- Benefits: Digital innovation has tangible and verifiable benefits to targeted actors that can be sustained. Through greater co-development, participation and testing with potential beneficiaries as to their needs and continued use of digital innovations some reduction in the existing digital divide could be addressed.
- Participation: Targeted actors participate in the design, development and governance of digital innovation. This could be achieved, in part, through the integration of scientific and indigenous data and experiences and through the greater use of participatory approaches to design, development and governance of digital innovations.
- Consequences: Risks and potential negative consequences of digital innovation to targeted actors are identified and mitigated to ensure there are no negative or unintended consequences. A step towards this would be to establish more open and shared data while guarding against misuse and exploitation of personalized data.
We recognize that there are degrees of overlap and synergy across and between the five dimensions. The DII will recognize this in proposing how it should be operationalized.
A parallel consideration to the framework was to gather information on the needs of different stakeholders via a series of consultations and internal workshops, prioritizing food, land and water systems: These stakeholders are as follows:
For digital innovation social enterprises: As a tool to collaborate with other actors on digital inclusivity, such as government or donor agencies.
NGOs working on digital innovation: To expand their perspectives on digital inclusivity and incorporate this into their monitoring and evaluation approaches.
For knowledge and research institutions: To identify and collaborate with funders, e.g., through assisting in grant writing and application, and to influence policy.
To operationalize the index, create awareness, and make the index development process inclusive, a range of activities and resources are currently being planned for and undertaken under the CGIAR Initiative on Digital Innovation which researches pathways to accelerate the transformation towards sustainable and inclusive agrifood systems by generating research-based evidence and innovative digital solutions.
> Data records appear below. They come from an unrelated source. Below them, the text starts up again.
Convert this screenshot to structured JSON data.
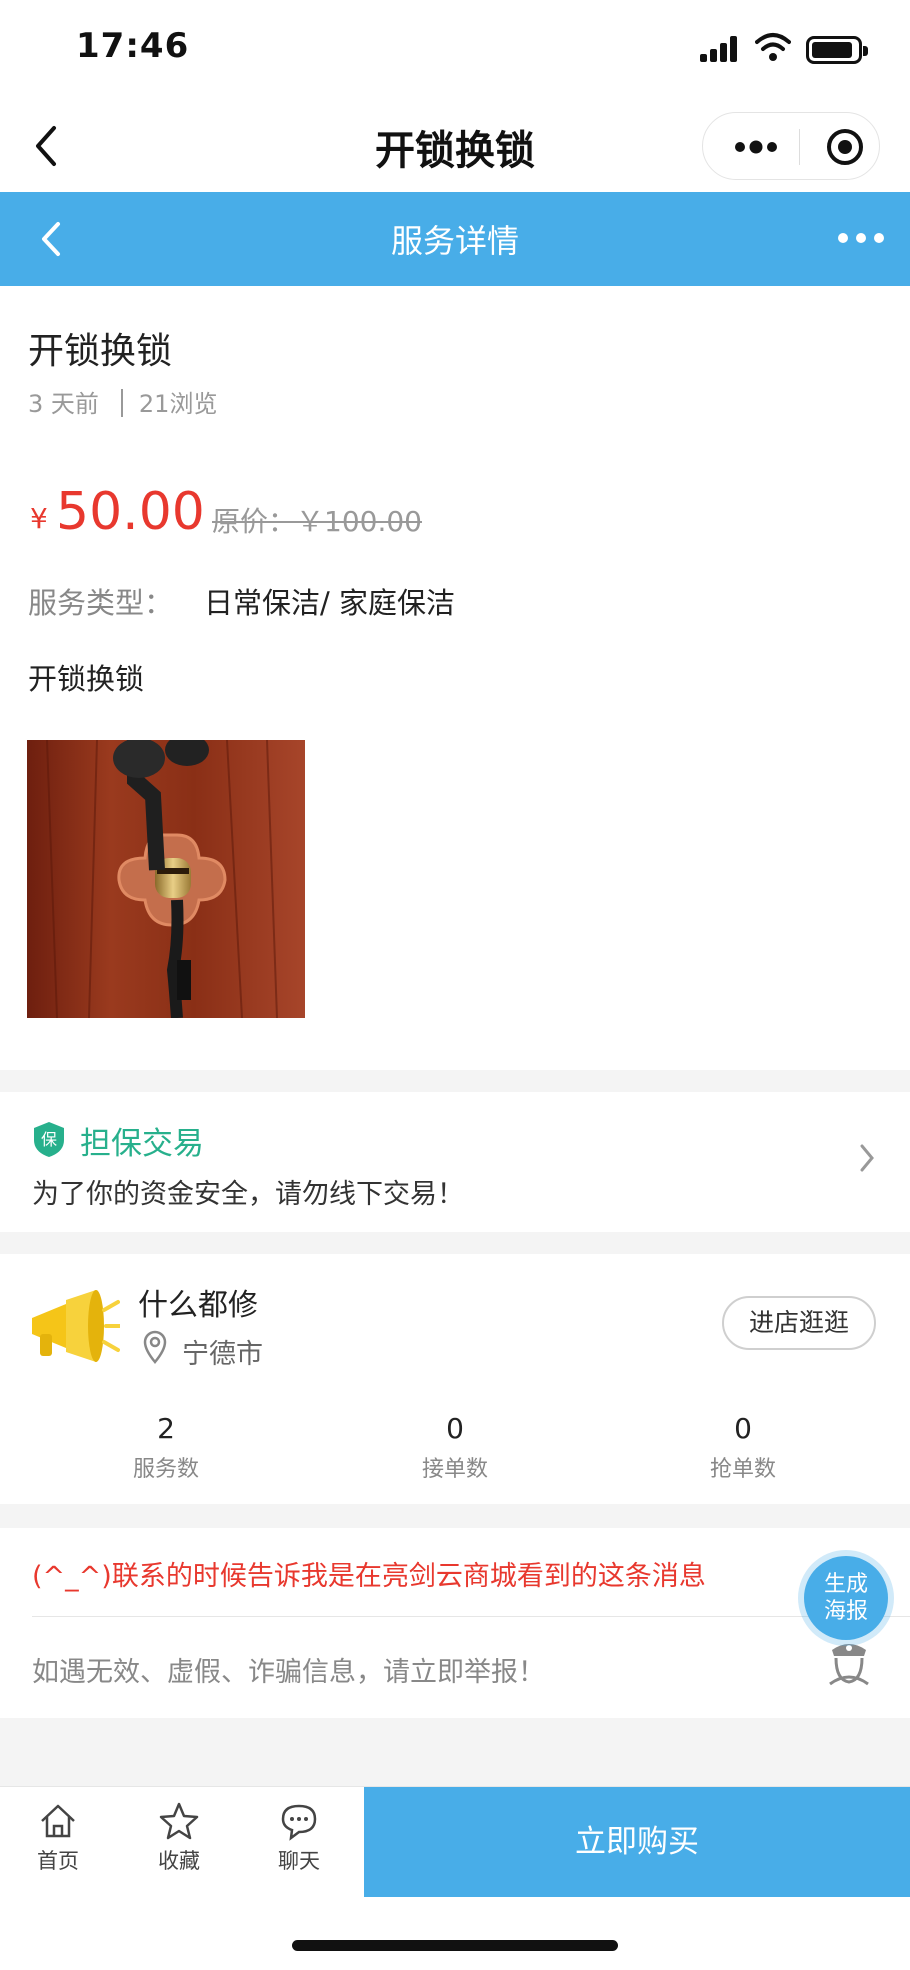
{
  "status_bar": {
    "time": "17:46"
  },
  "mini_program_nav": {
    "title": "开锁换锁"
  },
  "header": {
    "title": "服务详情"
  },
  "service": {
    "title": "开锁换锁",
    "posted": "3 天前",
    "views": "21浏览",
    "price_symbol": "¥",
    "price": "50.00",
    "original_price": "原价：￥100.00",
    "type_label": "服务类型：",
    "type_value": "日常保洁/ 家庭保洁",
    "description": "开锁换锁"
  },
  "guarantee": {
    "badge": "保",
    "title": "担保交易",
    "subtitle": "为了你的资金安全，请勿线下交易！"
  },
  "shop": {
    "name": "什么都修",
    "city": "宁德市",
    "visit_label": "进店逛逛",
    "stats": [
      {
        "value": "2",
        "label": "服务数"
      },
      {
        "value": "0",
        "label": "接单数"
      },
      {
        "value": "0",
        "label": "抢单数"
      }
    ]
  },
  "notice": {
    "contact_tip": "(^_^)联系的时候告诉我是在亮剑云商城看到的这条消息",
    "report_tip": "如遇无效、虚假、诈骗信息，请立即举报！"
  },
  "poster_button": {
    "line1": "生成",
    "line2": "海报"
  },
  "bottom_bar": {
    "tabs": [
      {
        "label": "首页",
        "icon": "home-icon"
      },
      {
        "label": "收藏",
        "icon": "star-icon"
      },
      {
        "label": "聊天",
        "icon": "chat-icon"
      }
    ],
    "buy_label": "立即购买"
  },
  "colors": {
    "accent": "#48ade8",
    "price": "#e8382e",
    "guarantee": "#27b08c"
  }
}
These include:
- Publishing of a peer reviewed article and grey literature
- Testing and validation of the DII
- Populating case studies
- Refining and publishing a Beta version of the DII
- Establishing a web portal
- Inputting data for AI and machine learning
We thank all funders who supported this research through their contributions to CGIAR Trust Fund.